A spokesperson for Walmart explained, “The idea is that leaning into the future, associates will be able to have more satisfying jobs as retail continues to change.” The notion that robots result in more fulfilling work for humans is common in discussions about automation, but is it really happening?
Will adding more robots really make workers happier?
The idea that robots can make workers happier is based on the logical assumption that increased automation frees up employees to do more meaningful work. The people who find pleasure, purpose, or joy in scrubbing floors, checking inventory, and moving boxes are few and far between, right? If you can get robots to do the menial and tedious tasks, then human workers can do the fun and rewarding stuff like interacting with people and helping customers.

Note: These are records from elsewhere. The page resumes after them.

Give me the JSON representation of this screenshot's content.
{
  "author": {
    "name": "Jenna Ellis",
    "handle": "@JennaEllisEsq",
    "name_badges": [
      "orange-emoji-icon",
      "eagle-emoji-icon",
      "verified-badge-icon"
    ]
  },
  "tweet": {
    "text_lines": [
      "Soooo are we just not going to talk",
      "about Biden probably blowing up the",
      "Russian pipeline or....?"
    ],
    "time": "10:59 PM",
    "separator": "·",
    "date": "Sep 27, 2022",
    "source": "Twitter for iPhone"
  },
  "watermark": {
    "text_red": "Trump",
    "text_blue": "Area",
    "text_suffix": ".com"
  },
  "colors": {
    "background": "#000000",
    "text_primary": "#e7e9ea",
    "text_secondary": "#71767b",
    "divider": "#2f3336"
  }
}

Today, a trip to Walmart can involve little to no interaction with other people. You can order groceries online, and someone will load them for you while you wait in your car. You can slip into the store, grab a bar of soap and a box of ice cream, and breeze through the automated checkout without ever speaking to another human being.
Sure, you might see a handful of employees collecting groceries or stocking shelves who offer a forced “Hello”. However, you don’t see hordes of workers frantically sweeping floors or checking inventory, champing at the bit to lend you a hand and wishing that there was a robot to help them out so they could fulfill their lifelong dream of helping you find where they keep the applesauce.
If robots do the dirty work, what will humans do?
In theory, increased automation frees up time for meaningful and worthwhile types of work, but we aren’t seeing this quite yet. We’re seeing new automation introduced faster than we’re seeing a change in retail, or those meaningful new jobs. So what are those employees who aren’t cleaning floors, checking inventory, or scanning items a the register supposed to do in the meantime?
Some of them are now self-checkout supervisors who hover around around trying to prevent shoplifting. Others are on-call to assist the robots that hit roadblocks trying to do things that human workers once did. Then there are those who have to find new jobs that have yet to be automated.
Automation allows humans to avoid the dirty, unsafe, and unpleasant work. It might increase the quality of work in grocery stores, but it might also reduce the number of jobs available.